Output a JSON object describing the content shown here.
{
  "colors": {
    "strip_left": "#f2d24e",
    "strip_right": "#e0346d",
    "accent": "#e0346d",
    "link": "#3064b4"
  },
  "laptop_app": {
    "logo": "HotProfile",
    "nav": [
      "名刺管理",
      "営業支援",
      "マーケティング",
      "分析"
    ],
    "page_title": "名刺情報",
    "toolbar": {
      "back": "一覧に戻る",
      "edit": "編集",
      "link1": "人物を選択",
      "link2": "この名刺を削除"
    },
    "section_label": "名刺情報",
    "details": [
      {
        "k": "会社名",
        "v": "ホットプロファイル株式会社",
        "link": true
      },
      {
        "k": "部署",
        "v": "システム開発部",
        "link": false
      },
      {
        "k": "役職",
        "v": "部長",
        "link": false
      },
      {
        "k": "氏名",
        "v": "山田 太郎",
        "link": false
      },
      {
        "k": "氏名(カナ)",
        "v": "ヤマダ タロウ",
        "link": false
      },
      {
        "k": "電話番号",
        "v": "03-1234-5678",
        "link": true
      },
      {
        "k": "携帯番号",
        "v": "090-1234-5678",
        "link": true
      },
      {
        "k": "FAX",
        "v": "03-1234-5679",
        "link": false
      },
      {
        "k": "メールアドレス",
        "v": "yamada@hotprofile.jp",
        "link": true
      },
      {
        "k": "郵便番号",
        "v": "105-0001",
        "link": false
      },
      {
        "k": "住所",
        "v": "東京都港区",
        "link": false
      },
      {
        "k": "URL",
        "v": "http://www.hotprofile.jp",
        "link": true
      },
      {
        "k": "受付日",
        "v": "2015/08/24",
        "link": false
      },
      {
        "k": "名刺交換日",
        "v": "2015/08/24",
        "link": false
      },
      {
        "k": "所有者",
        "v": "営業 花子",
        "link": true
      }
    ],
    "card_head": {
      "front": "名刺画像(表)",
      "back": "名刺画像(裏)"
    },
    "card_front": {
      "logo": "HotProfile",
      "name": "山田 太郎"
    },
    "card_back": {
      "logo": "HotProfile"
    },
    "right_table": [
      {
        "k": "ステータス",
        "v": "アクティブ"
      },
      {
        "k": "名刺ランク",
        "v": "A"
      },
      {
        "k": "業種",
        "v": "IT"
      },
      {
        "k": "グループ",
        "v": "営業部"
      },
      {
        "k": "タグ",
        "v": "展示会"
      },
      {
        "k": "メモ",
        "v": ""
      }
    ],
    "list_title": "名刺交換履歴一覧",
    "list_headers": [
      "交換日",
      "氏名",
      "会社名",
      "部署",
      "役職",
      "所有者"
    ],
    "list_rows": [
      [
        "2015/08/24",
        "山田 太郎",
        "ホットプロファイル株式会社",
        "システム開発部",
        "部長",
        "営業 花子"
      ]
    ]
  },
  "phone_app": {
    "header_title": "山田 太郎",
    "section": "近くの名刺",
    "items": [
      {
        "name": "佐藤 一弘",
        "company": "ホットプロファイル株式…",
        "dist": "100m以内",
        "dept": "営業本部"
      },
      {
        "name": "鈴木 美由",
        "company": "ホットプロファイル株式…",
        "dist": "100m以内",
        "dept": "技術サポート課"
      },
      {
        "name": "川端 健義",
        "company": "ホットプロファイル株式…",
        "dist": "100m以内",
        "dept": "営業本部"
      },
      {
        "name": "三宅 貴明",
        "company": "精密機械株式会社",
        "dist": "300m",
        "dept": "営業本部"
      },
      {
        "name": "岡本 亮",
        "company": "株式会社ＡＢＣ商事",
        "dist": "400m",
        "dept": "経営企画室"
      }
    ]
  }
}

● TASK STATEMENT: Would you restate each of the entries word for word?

● OUTPUT OF THE TASK:
Output a JSON object describing the content shown here.
{
  "colors": {
    "strip_left": "#f2d24e",
    "strip_right": "#e0346d",
    "accent": "#e0346d",
    "link": "#3064b4"
  },
  "laptop_app": {
    "logo": "HotProfile",
    "nav": [
      "名刺管理",
      "営業支援",
      "マーケティング",
      "分析"
    ],
    "page_title": "名刺情報",
    "toolbar": {
      "back": "一覧に戻る",
      "edit": "編集",
      "link1": "人物を選択",
      "link2": "この名刺を削除"
    },
    "section_label": "名刺情報",
    "details": [
      {
        "k": "会社名",
        "v": "ホットプロファイル株式会社",
        "link": true
      },
      {
        "k": "部署",
        "v": "システム開発部",
        "link": false
      },
      {
        "k": "役職",
        "v": "部長",
        "link": false
      },
      {
        "k": "氏名",
        "v": "山田 太郎",
        "link": false
      },
      {
        "k": "氏名(カナ)",
        "v": "ヤマダ タロウ",
        "link": false
      },
      {
        "k": "電話番号",
        "v": "03-1234-5678",
        "link": true
      },
      {
        "k": "携帯番号",
        "v": "090-1234-5678",
        "link": true
      },
      {
        "k": "FAX",
        "v": "03-1234-5679",
        "link": false
      },
      {
        "k": "メールアドレス",
        "v": "yamada@hotprofile.jp",
        "link": true
      },
      {
        "k": "郵便番号",
        "v": "105-0001",
        "link": false
      },
      {
        "k": "住所",
        "v": "東京都港区",
        "link": false
      },
      {
        "k": "URL",
        "v": "http://www.hotprofile.jp",
        "link": true
      },
      {
        "k": "受付日",
        "v": "2015/08/24",
        "link": false
      },
      {
        "k": "名刺交換日",
        "v": "2015/08/24",
        "link": false
      },
      {
        "k": "所有者",
        "v": "営業 花子",
        "link": true
      }
    ],
    "card_head": {
      "front": "名刺画像(表)",
      "back": "名刺画像(裏)"
    },
    "card_front": {
      "logo": "HotProfile",
      "name": "山田 太郎"
    },
    "card_back": {
      "logo": "HotProfile"
    },
    "right_table": [
      {
        "k": "ステータス",
        "v": "アクティブ"
      },
      {
        "k": "名刺ランク",
        "v": "A"
      },
      {
        "k": "業種",
        "v": "IT"
      },
      {
        "k": "グループ",
        "v": "営業部"
      },
      {
        "k": "タグ",
        "v": "展示会"
      },
      {
        "k": "メモ",
        "v": ""
      }
    ],
    "list_title": "名刺交換履歴一覧",
    "list_headers": [
      "交換日",
      "氏名",
      "会社名",
      "部署",
      "役職",
      "所有者"
    ],
    "list_rows": [
      [
        "2015/08/24",
        "山田 太郎",
        "ホットプロファイル株式会社",
        "システム開発部",
        "部長",
        "営業 花子"
      ]
    ]
  },
  "phone_app": {
    "header_title": "山田 太郎",
    "section": "近くの名刺",
    "items": [
      {
        "name": "佐藤 一弘",
        "company": "ホットプロファイル株式…",
        "dist": "100m以内",
        "dept": "営業本部"
      },
      {
        "name": "鈴木 美由",
        "company": "ホットプロファイル株式…",
        "dist": "100m以内",
        "dept": "技術サポート課"
      },
      {
        "name": "川端 健義",
        "company": "ホットプロファイル株式…",
        "dist": "100m以内",
        "dept": "営業本部"
      },
      {
        "name": "三宅 貴明",
        "company": "精密機械株式会社",
        "dist": "300m",
        "dept": "営業本部"
      },
      {
        "name": "岡本 亮",
        "company": "株式会社ＡＢＣ商事",
        "dist": "400m",
        "dept": "経営企画室"
      }
    ]
  }
}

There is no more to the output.